◆ Exercise data
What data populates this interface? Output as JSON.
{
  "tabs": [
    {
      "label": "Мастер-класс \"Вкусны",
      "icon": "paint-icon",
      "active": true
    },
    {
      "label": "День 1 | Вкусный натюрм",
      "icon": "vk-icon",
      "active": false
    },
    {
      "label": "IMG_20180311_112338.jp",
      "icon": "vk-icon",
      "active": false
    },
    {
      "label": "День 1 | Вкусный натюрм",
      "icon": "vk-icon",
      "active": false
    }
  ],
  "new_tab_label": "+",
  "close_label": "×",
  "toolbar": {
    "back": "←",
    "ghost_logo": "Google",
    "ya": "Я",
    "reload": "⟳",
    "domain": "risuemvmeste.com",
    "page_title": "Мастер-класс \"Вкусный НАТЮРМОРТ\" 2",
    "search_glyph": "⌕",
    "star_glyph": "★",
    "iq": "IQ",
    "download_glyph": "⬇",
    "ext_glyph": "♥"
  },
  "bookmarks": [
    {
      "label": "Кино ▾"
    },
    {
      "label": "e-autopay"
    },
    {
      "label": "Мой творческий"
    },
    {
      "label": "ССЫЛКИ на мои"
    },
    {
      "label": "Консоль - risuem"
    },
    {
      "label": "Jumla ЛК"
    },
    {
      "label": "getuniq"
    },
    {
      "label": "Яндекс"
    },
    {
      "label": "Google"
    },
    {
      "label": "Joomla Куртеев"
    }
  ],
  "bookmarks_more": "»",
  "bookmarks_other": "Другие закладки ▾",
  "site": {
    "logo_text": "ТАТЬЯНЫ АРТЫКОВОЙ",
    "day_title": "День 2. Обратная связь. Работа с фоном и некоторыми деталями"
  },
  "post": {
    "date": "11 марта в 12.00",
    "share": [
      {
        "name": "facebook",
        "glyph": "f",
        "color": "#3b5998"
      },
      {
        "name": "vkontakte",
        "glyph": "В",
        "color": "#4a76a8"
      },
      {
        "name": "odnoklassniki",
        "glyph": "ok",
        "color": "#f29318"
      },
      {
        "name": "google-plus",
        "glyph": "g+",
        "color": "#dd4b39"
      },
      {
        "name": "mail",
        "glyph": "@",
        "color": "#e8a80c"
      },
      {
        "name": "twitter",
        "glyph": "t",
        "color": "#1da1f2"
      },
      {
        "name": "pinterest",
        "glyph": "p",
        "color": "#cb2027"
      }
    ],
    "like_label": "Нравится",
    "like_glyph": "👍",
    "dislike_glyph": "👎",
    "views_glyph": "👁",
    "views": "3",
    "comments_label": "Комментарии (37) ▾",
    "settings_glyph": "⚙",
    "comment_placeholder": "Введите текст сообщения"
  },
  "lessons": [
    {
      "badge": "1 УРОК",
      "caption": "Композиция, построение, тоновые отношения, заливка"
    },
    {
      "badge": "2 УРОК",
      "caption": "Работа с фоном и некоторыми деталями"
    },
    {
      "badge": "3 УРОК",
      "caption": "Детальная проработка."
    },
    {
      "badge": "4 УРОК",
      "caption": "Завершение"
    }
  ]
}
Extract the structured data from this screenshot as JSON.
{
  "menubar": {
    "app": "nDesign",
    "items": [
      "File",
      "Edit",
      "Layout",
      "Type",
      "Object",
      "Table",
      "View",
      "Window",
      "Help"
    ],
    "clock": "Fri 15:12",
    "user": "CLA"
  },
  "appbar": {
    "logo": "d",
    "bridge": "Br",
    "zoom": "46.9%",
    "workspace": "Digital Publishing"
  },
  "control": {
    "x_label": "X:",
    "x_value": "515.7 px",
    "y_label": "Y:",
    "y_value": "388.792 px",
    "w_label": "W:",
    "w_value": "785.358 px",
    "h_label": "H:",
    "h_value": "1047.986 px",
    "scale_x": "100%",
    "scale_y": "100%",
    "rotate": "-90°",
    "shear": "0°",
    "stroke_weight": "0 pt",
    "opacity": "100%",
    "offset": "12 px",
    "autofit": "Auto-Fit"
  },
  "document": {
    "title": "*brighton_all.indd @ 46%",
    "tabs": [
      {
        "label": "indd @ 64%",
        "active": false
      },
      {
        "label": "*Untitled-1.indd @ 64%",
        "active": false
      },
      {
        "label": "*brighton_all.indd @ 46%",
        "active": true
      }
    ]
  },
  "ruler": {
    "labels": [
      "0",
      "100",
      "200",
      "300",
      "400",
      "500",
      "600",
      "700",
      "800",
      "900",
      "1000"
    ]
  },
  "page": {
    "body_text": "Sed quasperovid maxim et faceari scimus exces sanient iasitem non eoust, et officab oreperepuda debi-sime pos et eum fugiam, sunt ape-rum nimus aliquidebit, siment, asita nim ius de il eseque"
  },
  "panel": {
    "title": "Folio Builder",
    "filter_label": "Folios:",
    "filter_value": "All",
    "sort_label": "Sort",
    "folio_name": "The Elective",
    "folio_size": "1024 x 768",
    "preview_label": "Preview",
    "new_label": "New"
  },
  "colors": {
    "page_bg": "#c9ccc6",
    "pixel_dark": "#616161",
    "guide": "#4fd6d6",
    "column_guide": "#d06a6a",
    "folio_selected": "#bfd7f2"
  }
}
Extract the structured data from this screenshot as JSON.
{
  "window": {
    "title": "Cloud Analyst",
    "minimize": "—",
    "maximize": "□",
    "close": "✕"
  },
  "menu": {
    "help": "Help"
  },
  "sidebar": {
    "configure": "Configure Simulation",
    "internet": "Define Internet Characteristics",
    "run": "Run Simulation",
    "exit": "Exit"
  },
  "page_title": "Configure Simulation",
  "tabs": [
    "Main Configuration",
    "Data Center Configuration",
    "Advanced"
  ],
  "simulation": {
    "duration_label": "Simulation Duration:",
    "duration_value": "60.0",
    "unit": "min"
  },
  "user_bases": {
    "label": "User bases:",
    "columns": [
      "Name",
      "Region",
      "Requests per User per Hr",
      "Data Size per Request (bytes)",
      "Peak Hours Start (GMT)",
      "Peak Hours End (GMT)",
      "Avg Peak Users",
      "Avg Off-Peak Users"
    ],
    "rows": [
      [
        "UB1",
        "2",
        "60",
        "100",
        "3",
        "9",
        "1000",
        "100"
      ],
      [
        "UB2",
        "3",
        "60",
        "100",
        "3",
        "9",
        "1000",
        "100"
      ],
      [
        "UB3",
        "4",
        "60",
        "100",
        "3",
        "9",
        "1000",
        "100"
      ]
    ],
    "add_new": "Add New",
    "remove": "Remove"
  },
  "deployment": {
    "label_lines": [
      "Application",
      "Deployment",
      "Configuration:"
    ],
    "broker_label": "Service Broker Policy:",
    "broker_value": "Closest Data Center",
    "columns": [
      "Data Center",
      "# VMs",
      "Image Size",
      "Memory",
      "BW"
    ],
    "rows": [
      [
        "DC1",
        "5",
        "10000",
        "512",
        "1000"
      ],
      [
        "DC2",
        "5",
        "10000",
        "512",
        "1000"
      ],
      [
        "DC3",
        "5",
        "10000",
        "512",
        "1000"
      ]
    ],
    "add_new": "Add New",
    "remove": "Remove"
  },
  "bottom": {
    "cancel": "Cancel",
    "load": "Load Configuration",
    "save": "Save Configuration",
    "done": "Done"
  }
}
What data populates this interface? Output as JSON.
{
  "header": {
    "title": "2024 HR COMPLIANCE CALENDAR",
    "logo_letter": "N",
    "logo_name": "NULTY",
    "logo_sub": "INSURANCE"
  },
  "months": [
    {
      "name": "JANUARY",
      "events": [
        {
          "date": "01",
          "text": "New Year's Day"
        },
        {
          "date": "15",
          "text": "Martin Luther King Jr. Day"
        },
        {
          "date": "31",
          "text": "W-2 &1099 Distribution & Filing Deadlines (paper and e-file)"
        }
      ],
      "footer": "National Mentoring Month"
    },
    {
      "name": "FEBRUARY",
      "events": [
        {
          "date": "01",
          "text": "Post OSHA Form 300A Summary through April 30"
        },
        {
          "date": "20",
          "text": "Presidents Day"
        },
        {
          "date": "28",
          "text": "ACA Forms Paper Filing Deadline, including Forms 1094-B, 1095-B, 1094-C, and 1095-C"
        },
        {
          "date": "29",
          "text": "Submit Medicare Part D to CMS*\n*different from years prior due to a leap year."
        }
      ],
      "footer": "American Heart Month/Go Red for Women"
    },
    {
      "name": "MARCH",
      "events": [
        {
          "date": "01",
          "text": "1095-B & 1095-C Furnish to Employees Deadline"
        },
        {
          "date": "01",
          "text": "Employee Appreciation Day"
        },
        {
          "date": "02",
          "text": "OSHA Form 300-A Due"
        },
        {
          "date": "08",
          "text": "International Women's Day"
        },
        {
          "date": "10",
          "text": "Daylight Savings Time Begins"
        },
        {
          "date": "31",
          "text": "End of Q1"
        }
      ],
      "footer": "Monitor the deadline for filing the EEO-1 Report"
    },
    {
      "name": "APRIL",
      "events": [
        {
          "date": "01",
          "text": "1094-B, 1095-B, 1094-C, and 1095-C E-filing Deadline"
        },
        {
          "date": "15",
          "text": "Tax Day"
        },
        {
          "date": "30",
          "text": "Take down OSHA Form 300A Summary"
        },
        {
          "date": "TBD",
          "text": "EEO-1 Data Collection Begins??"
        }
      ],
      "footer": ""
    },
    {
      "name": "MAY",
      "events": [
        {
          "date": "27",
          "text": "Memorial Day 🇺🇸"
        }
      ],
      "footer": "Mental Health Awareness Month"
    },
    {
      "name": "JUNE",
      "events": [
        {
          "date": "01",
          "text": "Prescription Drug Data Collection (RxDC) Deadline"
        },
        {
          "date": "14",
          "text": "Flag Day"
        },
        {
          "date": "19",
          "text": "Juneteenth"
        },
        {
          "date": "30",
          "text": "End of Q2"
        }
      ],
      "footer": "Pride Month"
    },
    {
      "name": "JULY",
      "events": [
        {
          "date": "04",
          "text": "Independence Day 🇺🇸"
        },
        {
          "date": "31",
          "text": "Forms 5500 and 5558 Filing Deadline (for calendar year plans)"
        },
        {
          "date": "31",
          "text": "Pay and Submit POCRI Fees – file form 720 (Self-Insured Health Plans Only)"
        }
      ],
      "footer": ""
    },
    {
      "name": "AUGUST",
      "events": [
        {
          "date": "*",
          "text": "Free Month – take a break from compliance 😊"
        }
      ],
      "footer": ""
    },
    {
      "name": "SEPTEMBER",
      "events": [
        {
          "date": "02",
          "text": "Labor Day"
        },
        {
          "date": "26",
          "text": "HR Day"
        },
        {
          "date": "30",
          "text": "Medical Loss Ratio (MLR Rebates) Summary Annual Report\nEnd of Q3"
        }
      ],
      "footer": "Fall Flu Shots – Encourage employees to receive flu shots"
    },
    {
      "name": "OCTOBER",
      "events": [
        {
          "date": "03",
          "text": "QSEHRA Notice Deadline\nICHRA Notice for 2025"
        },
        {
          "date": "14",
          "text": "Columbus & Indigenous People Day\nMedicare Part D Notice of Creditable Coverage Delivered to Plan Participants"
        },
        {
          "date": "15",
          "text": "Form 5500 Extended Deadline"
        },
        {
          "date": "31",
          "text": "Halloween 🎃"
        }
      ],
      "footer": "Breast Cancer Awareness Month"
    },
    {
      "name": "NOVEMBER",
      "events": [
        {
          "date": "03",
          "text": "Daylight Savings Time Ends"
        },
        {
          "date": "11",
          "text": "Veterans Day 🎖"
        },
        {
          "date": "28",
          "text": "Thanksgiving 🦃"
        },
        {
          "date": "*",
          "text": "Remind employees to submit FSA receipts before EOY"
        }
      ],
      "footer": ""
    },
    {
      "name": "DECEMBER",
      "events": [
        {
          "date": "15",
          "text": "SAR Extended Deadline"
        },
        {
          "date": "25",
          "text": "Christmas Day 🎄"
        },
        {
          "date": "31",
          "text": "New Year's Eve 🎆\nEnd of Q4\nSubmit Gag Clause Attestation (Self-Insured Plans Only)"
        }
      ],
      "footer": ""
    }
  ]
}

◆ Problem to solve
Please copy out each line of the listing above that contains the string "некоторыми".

◆ Exercise output
    "day_title": "День 2. Обратная связь. Работа с фоном и некоторыми деталями"
      "caption": "Работа с фоном и некоторыми деталями"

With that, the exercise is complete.